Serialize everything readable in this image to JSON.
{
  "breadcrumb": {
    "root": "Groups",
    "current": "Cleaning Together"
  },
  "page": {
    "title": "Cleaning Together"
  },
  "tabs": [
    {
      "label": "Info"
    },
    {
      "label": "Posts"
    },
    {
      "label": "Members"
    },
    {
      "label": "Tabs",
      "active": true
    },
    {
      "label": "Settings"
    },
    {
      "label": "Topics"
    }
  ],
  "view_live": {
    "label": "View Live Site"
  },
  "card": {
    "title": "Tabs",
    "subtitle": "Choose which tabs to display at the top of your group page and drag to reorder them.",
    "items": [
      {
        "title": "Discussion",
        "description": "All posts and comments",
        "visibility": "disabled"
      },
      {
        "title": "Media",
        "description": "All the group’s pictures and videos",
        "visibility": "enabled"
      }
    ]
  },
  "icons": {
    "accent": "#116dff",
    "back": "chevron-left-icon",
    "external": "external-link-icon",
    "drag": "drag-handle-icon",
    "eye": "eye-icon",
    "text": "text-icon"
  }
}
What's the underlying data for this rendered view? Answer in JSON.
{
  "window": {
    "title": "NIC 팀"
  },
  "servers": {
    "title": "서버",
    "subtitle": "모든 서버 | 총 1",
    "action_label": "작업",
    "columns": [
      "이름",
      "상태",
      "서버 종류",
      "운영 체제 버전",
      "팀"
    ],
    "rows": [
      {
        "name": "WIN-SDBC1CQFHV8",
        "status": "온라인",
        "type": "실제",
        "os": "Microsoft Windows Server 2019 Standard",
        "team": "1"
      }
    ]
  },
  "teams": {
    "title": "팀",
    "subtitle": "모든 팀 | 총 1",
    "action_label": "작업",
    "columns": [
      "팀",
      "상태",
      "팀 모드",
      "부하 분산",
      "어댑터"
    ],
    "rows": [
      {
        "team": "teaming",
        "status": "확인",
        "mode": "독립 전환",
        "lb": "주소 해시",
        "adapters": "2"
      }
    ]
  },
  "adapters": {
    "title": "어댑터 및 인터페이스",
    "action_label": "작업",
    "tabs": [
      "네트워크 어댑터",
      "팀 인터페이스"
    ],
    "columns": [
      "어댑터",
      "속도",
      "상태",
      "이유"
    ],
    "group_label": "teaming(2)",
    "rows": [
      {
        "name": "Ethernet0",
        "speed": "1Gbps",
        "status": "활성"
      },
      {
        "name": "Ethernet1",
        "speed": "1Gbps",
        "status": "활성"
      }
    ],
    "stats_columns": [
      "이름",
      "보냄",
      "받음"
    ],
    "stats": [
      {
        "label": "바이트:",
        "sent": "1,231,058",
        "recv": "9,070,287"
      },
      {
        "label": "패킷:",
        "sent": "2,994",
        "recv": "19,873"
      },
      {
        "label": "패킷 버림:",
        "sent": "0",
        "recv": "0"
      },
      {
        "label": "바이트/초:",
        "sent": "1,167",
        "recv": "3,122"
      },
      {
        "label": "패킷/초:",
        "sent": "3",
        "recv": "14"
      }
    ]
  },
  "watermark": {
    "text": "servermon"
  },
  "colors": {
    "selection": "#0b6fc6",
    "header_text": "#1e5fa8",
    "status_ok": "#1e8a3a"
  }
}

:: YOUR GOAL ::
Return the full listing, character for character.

:: EXERCISE SOLUTION ::
Serialize everything readable in this image to JSON.
{
  "breadcrumb": {
    "root": "Groups",
    "current": "Cleaning Together"
  },
  "page": {
    "title": "Cleaning Together"
  },
  "tabs": [
    {
      "label": "Info"
    },
    {
      "label": "Posts"
    },
    {
      "label": "Members"
    },
    {
      "label": "Tabs",
      "active": true
    },
    {
      "label": "Settings"
    },
    {
      "label": "Topics"
    }
  ],
  "view_live": {
    "label": "View Live Site"
  },
  "card": {
    "title": "Tabs",
    "subtitle": "Choose which tabs to display at the top of your group page and drag to reorder them.",
    "items": [
      {
        "title": "Discussion",
        "description": "All posts and comments",
        "visibility": "disabled"
      },
      {
        "title": "Media",
        "description": "All the group’s pictures and videos",
        "visibility": "enabled"
      }
    ]
  },
  "icons": {
    "accent": "#116dff",
    "back": "chevron-left-icon",
    "external": "external-link-icon",
    "drag": "drag-handle-icon",
    "eye": "eye-icon",
    "text": "text-icon"
  }
}
What's the underlying data for this rendered view? Answer in JSON.
{
  "window": {
    "title": "NIC 팀"
  },
  "servers": {
    "title": "서버",
    "subtitle": "모든 서버 | 총 1",
    "action_label": "작업",
    "columns": [
      "이름",
      "상태",
      "서버 종류",
      "운영 체제 버전",
      "팀"
    ],
    "rows": [
      {
        "name": "WIN-SDBC1CQFHV8",
        "status": "온라인",
        "type": "실제",
        "os": "Microsoft Windows Server 2019 Standard",
        "team": "1"
      }
    ]
  },
  "teams": {
    "title": "팀",
    "subtitle": "모든 팀 | 총 1",
    "action_label": "작업",
    "columns": [
      "팀",
      "상태",
      "팀 모드",
      "부하 분산",
      "어댑터"
    ],
    "rows": [
      {
        "team": "teaming",
        "status": "확인",
        "mode": "독립 전환",
        "lb": "주소 해시",
        "adapters": "2"
      }
    ]
  },
  "adapters": {
    "title": "어댑터 및 인터페이스",
    "action_label": "작업",
    "tabs": [
      "네트워크 어댑터",
      "팀 인터페이스"
    ],
    "columns": [
      "어댑터",
      "속도",
      "상태",
      "이유"
    ],
    "group_label": "teaming(2)",
    "rows": [
      {
        "name": "Ethernet0",
        "speed": "1Gbps",
        "status": "활성"
      },
      {
        "name": "Ethernet1",
        "speed": "1Gbps",
        "status": "활성"
      }
    ],
    "stats_columns": [
      "이름",
      "보냄",
      "받음"
    ],
    "stats": [
      {
        "label": "바이트:",
        "sent": "1,231,058",
        "recv": "9,070,287"
      },
      {
        "label": "패킷:",
        "sent": "2,994",
        "recv": "19,873"
      },
      {
        "label": "패킷 버림:",
        "sent": "0",
        "recv": "0"
      },
      {
        "label": "바이트/초:",
        "sent": "1,167",
        "recv": "3,122"
      },
      {
        "label": "패킷/초:",
        "sent": "3",
        "recv": "14"
      }
    ]
  },
  "watermark": {
    "text": "servermon"
  },
  "colors": {
    "selection": "#0b6fc6",
    "header_text": "#1e5fa8",
    "status_ok": "#1e8a3a"
  }
}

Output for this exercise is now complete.